MPs hear explosive testimony on graft and state capture
PARLIAMENT has been presented with explosive evidence on state capture by three organisations that probed the looting of the country’s coffers.
The Organisation Undoing Tax Abuse (Outa) accused Eskom of fleecing the country of billions of rand – with the escalation of the build programme of power plants, including Medupi, Kusile and Ingula – up from R91 billion to more than R1 trillion.
Ted Blom of Outa said the assets were supposed to cost R91bn, but they were in excess of R1 trillion and Eskom owed South Africa an explanation.
It said Eskom also owed South Africa a refund over cost escalations.
Outa said load-shedding in 2008 was self-inflicted, with coal companies holding the power utility hostage with high prices.
The SA Council of Churches, Outa and the State Capacity Research Project were yesterday giving damning evidence against top officials and the Guptas in state capture.
Yesterday was the first day MPs met with the organisations to discuss state capture and the looting of billions from the state coffers.
Blom said Eskom had said in the mid-2000s the building of the three coal-fired power plants would cost R91bn, but that it had gone up to more than R1 trillion.
Medupi was to be built for R26bn but then costs went up to R32bn and later rose even further to R150bn, said Blom.
Ingula’s cost shot up from R20bn to R40bn.
Blom accused Eskom of increasing the cost of building the power plants.
“The assets were supposed to cost R91bn, but the costs are in excess of R1 trillion. Eskom owes us a massive refund,” he said.
Bishop Malusi Mpumlwana of the SACC said South Africa had become a Mafia state, with grand corruption.
He said the focus may be at national level, but the evidence they had gathered at local and provincial government level was also shocking.
Mpumlwana said the pattern of corruption had created a Mafia state that had replaced constitutional bodies.

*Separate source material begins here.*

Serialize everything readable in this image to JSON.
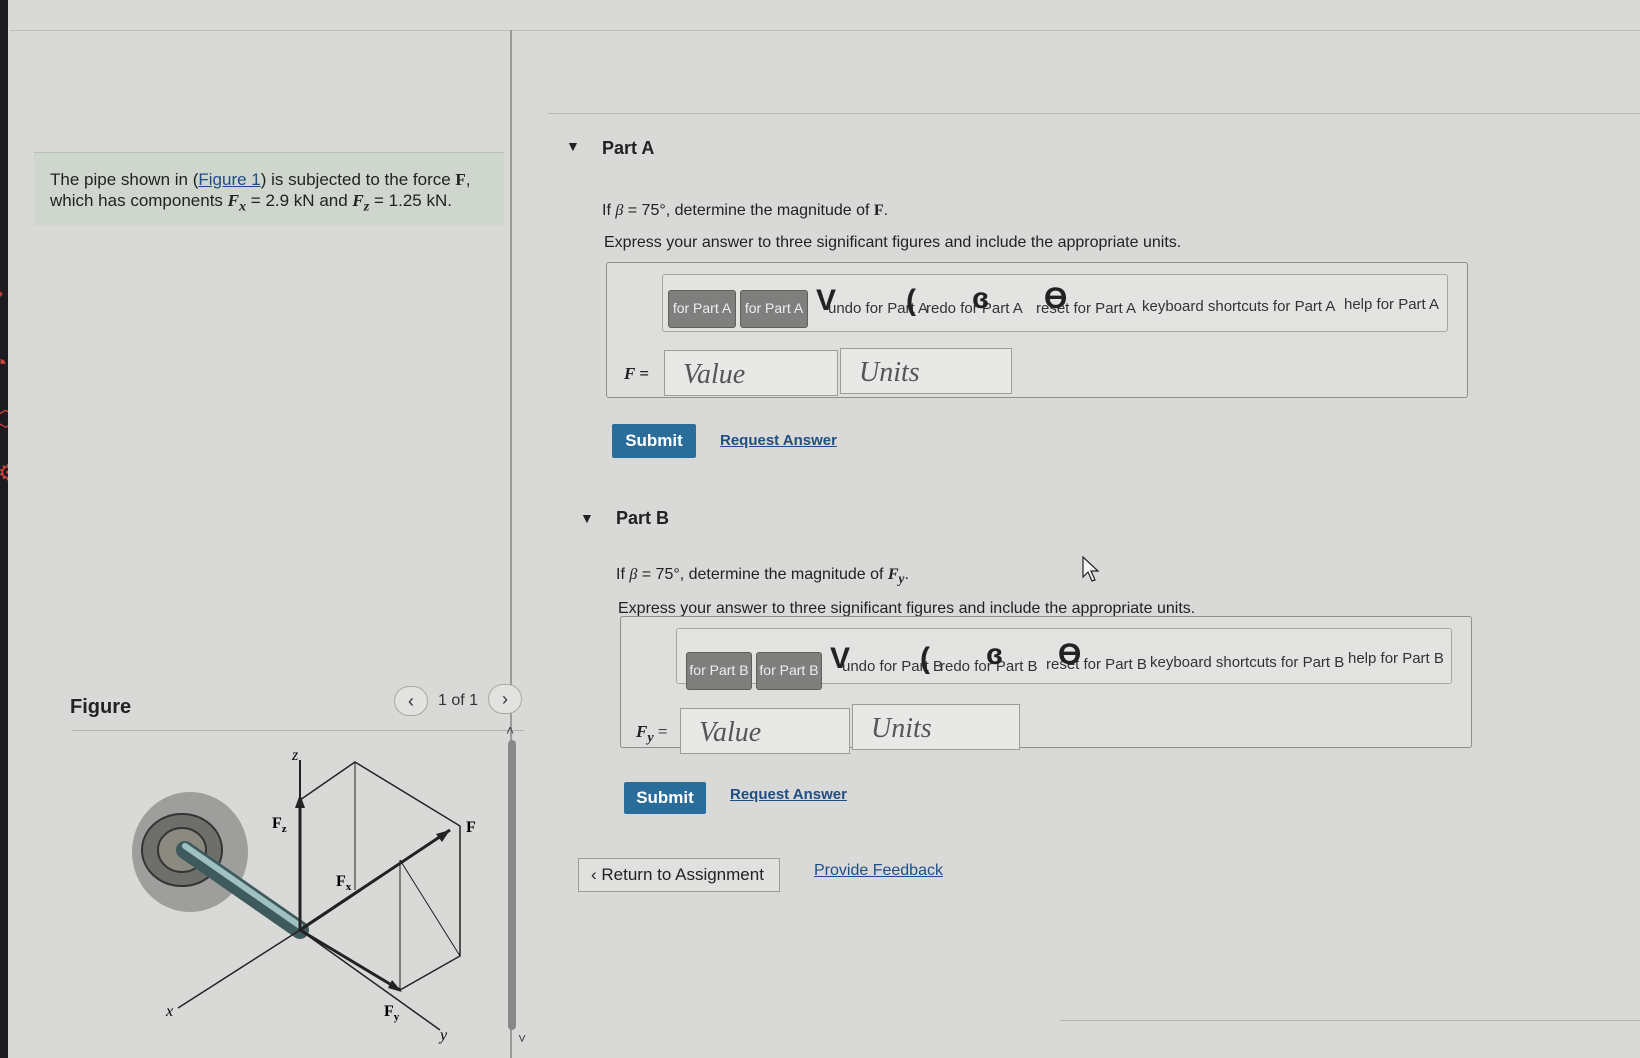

The bishop said there was a parallel governance structure that had taken control of key institutions and decisions.
The capture of state-owned entities and the raiding of departmental budgets was a pattern in the corruption.
“The cabinet was supposed to be above reproach.
“But when doubts emerge, the question remains whether the boards should not be appointed by the national legislature,” he said.
Professor Ivor Chipkin of the Research Project said their report, titled the “Betrayal of the Promise”, answered questions on state capture following their investigation.
Chipkin, who also made a presentation at the SACP congress recently, said the academics were responding to the current challenges and how a shadow state had replaced a constitutional state and its institutions with decisions of government taken elsewhere.
Evidence of state capture has emerged in the public linking top government officials with the Guptas, Chipkin said, adding that the capture of Eskom was a bigger story of what was happening in the country.
Eskom spokesperson Khulu Phasiwe said the cost escalations in the power plants was due to a number of factors such as industrial action and other delays, like replacing contractors whose work they were not happy with at Medupi.
He said at Medupi there was a delay of 18 months due to labour disputes and other factors.
Eskom owes South Africa an explanation and a big refund